Waiting for Woody

It seems that there is a serious failure in marketing the case for Catalan independence. As I peruse the news sections of the gazettes, printed and online, I find many commentators who seem to say that the Catalans are simply a group of rich Spaniards who are tired of paying for the rest of the country. A currency strategist (!) at a London bank was quoted (via WSJ marketwatch) as saying

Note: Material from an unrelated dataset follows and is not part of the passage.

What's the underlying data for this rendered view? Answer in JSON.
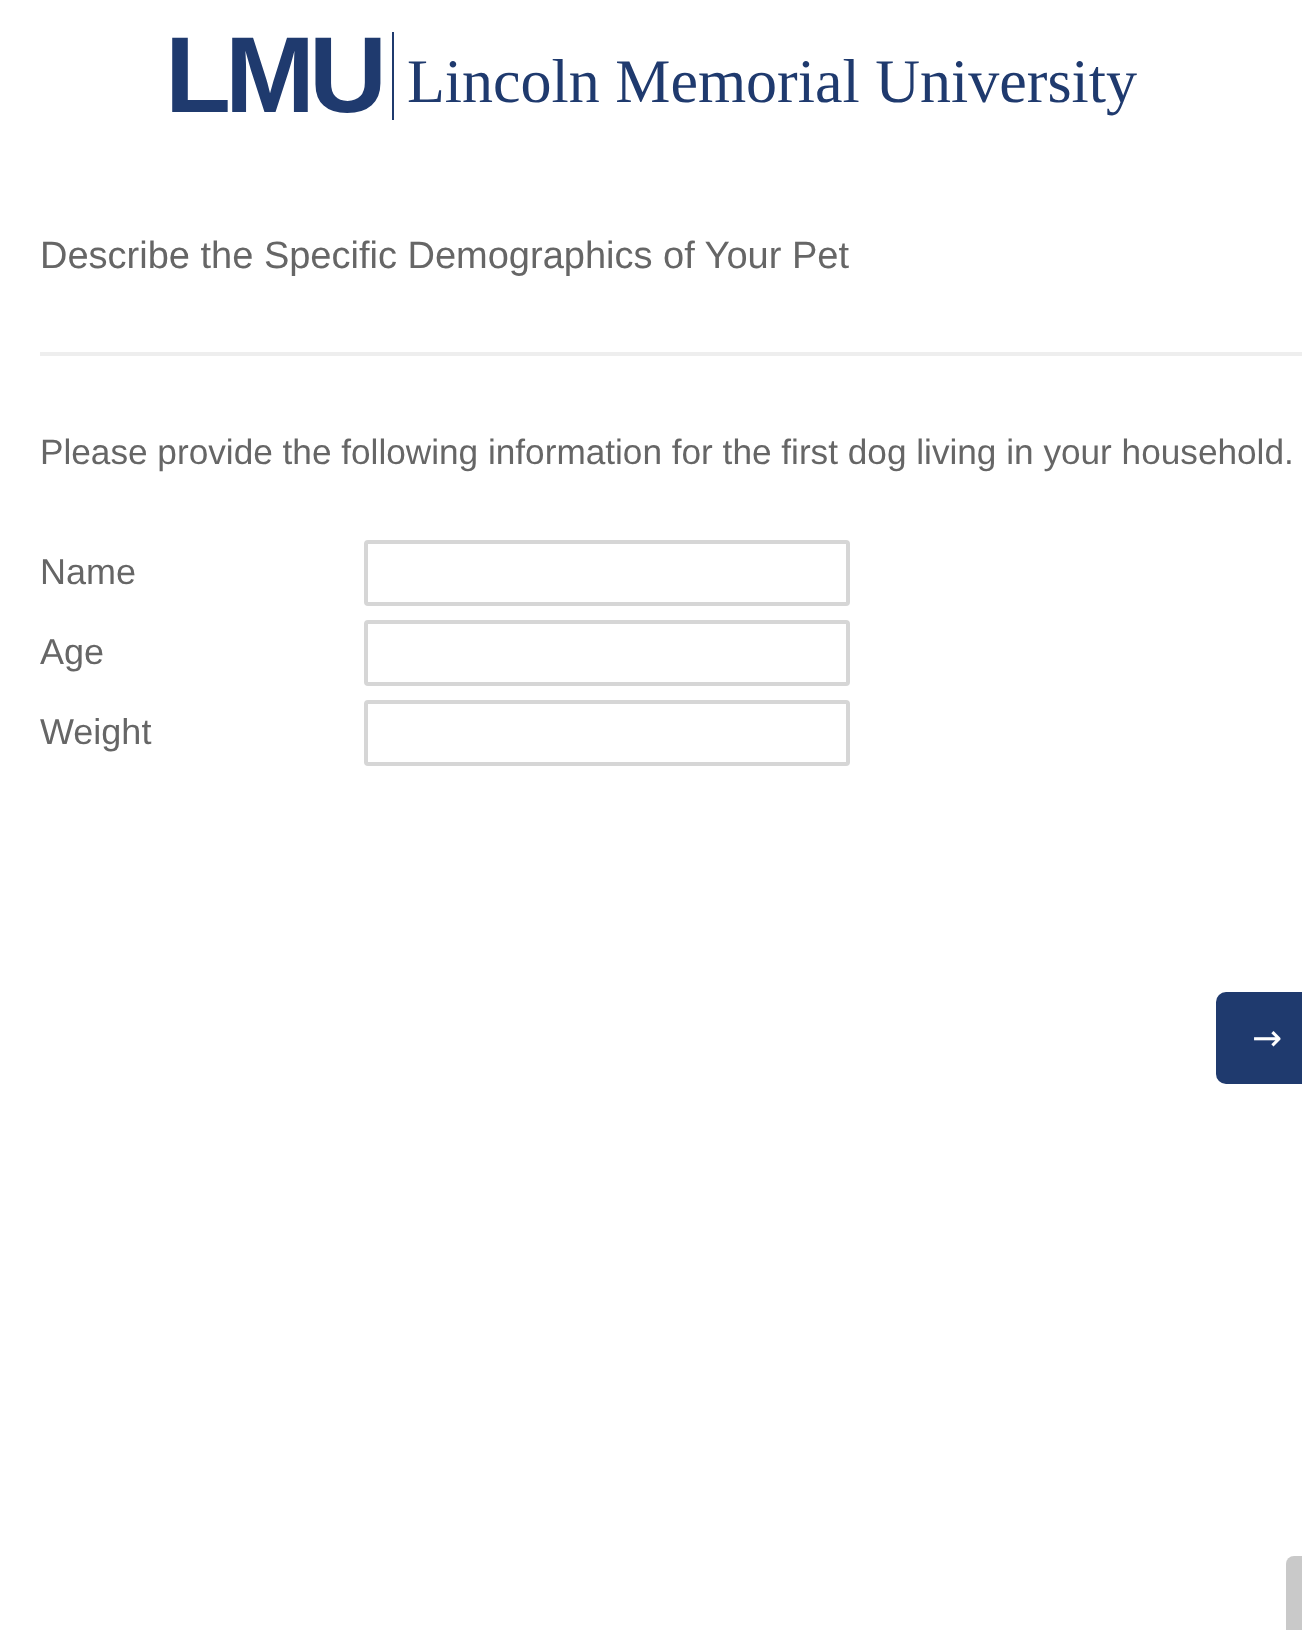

In view of the movements towards fiscal union within the euro zone it is perhaps ironic that Catalonia is calling for more autonomy from Spain. The region currently transfers EUR15 bln [about 19 billion] of its economic output to the rest of Spain each year, a situation that over a million protesters in Barcelona last week clearly view as undesirable. One question that inevitably arises from Catalonia’s protests is that if richer Spaniards are becoming more reluctant to support their less economically well off countrymen, who else do they expect will rise to the challenge?
This is, of course, breathtaking in its ignorance. The 11-S demonstrations were about much more than the injustice of current transfers. There was a very good case for Kosovo to separate from Serbia, and for Southern Sudan to break free. Nobody framed the issue of the dissolution of Czechoslovakia or Yugoslavia in terms of solidarity. And that's where the failure of the Catalan political elites lies. They have completely failed to market their case -- a country that is linguistically, culturally, economically distinct and largely ruled as a conquered province since 1714 by its bigger neighbor. If Catalonia was in another continent, everyone would agree that this is colonialism; within Europe, it is somehow ok. Everywhere else in Europe, smaller regions with a sense of independence are effectively paid to stay ... see Scotland, or Southern Tirol. Not so in Spain; the fiscal transfers from Catalonia to the rest of Spain are huge, and most "autonomy" until now has been a sham.

What's missing? In two words: George Clooney. The handsome actor lent his voice to the case for independence in Southern Sudan, and quite effectively. Before you can hope for the world to recognize you as a separate entity, you need someone to communicate what makes you distinct. Perhaps the Generalitat should ask Woody Allen to act as ambassador for the Catalan case.